Given records =

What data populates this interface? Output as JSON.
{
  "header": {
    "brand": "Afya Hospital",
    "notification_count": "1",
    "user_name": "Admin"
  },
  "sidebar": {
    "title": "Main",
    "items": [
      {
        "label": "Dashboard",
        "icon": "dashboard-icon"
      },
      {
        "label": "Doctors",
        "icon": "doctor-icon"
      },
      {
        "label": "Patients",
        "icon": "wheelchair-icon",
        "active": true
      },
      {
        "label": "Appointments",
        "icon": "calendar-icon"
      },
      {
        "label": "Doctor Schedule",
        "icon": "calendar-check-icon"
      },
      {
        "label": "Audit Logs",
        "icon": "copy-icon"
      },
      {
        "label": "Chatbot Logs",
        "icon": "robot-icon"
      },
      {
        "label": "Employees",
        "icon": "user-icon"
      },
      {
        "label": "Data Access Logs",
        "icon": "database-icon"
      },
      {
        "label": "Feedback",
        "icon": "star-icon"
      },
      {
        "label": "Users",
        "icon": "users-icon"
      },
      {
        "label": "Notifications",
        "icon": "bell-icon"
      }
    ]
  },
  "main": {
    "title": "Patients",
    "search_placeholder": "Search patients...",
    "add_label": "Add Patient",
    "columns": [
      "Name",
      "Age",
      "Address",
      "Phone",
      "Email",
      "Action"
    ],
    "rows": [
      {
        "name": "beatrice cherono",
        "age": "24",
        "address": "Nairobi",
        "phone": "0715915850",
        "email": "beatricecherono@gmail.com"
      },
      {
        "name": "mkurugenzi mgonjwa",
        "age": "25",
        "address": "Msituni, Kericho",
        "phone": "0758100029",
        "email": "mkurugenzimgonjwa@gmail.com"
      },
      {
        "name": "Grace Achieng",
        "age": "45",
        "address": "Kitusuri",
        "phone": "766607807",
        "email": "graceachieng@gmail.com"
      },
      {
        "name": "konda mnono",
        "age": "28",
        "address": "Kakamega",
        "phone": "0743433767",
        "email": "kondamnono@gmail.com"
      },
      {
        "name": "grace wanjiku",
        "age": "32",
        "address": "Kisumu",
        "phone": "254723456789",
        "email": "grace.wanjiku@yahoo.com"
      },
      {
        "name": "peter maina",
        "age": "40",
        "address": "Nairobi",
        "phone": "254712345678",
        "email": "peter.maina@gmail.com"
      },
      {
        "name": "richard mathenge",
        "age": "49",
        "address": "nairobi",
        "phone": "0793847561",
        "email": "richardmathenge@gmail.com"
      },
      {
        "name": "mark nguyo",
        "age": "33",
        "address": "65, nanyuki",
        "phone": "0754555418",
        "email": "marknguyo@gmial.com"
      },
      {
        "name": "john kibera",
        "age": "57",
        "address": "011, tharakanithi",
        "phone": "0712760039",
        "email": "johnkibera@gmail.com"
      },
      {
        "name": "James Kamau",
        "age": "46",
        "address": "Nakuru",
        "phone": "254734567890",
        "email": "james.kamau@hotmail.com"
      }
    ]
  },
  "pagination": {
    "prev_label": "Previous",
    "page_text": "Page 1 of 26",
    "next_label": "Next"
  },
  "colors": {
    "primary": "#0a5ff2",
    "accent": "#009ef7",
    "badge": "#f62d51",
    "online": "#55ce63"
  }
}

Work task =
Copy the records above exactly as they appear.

Written answer =
What data populates this interface? Output as JSON.
{
  "header": {
    "brand": "Afya Hospital",
    "notification_count": "1",
    "user_name": "Admin"
  },
  "sidebar": {
    "title": "Main",
    "items": [
      {
        "label": "Dashboard",
        "icon": "dashboard-icon"
      },
      {
        "label": "Doctors",
        "icon": "doctor-icon"
      },
      {
        "label": "Patients",
        "icon": "wheelchair-icon",
        "active": true
      },
      {
        "label": "Appointments",
        "icon": "calendar-icon"
      },
      {
        "label": "Doctor Schedule",
        "icon": "calendar-check-icon"
      },
      {
        "label": "Audit Logs",
        "icon": "copy-icon"
      },
      {
        "label": "Chatbot Logs",
        "icon": "robot-icon"
      },
      {
        "label": "Employees",
        "icon": "user-icon"
      },
      {
        "label": "Data Access Logs",
        "icon": "database-icon"
      },
      {
        "label": "Feedback",
        "icon": "star-icon"
      },
      {
        "label": "Users",
        "icon": "users-icon"
      },
      {
        "label": "Notifications",
        "icon": "bell-icon"
      }
    ]
  },
  "main": {
    "title": "Patients",
    "search_placeholder": "Search patients...",
    "add_label": "Add Patient",
    "columns": [
      "Name",
      "Age",
      "Address",
      "Phone",
      "Email",
      "Action"
    ],
    "rows": [
      {
        "name": "beatrice cherono",
        "age": "24",
        "address": "Nairobi",
        "phone": "0715915850",
        "email": "beatricecherono@gmail.com"
      },
      {
        "name": "mkurugenzi mgonjwa",
        "age": "25",
        "address": "Msituni, Kericho",
        "phone": "0758100029",
        "email": "mkurugenzimgonjwa@gmail.com"
      },
      {
        "name": "Grace Achieng",
        "age": "45",
        "address": "Kitusuri",
        "phone": "766607807",
        "email": "graceachieng@gmail.com"
      },
      {
        "name": "konda mnono",
        "age": "28",
        "address": "Kakamega",
        "phone": "0743433767",
        "email": "kondamnono@gmail.com"
      },
      {
        "name": "grace wanjiku",
        "age": "32",
        "address": "Kisumu",
        "phone": "254723456789",
        "email": "grace.wanjiku@yahoo.com"
      },
      {
        "name": "peter maina",
        "age": "40",
        "address": "Nairobi",
        "phone": "254712345678",
        "email": "peter.maina@gmail.com"
      },
      {
        "name": "richard mathenge",
        "age": "49",
        "address": "nairobi",
        "phone": "0793847561",
        "email": "richardmathenge@gmail.com"
      },
      {
        "name": "mark nguyo",
        "age": "33",
        "address": "65, nanyuki",
        "phone": "0754555418",
        "email": "marknguyo@gmial.com"
      },
      {
        "name": "john kibera",
        "age": "57",
        "address": "011, tharakanithi",
        "phone": "0712760039",
        "email": "johnkibera@gmail.com"
      },
      {
        "name": "James Kamau",
        "age": "46",
        "address": "Nakuru",
        "phone": "254734567890",
        "email": "james.kamau@hotmail.com"
      }
    ]
  },
  "pagination": {
    "prev_label": "Previous",
    "page_text": "Page 1 of 26",
    "next_label": "Next"
  },
  "colors": {
    "primary": "#0a5ff2",
    "accent": "#009ef7",
    "badge": "#f62d51",
    "online": "#55ce63"
  }
}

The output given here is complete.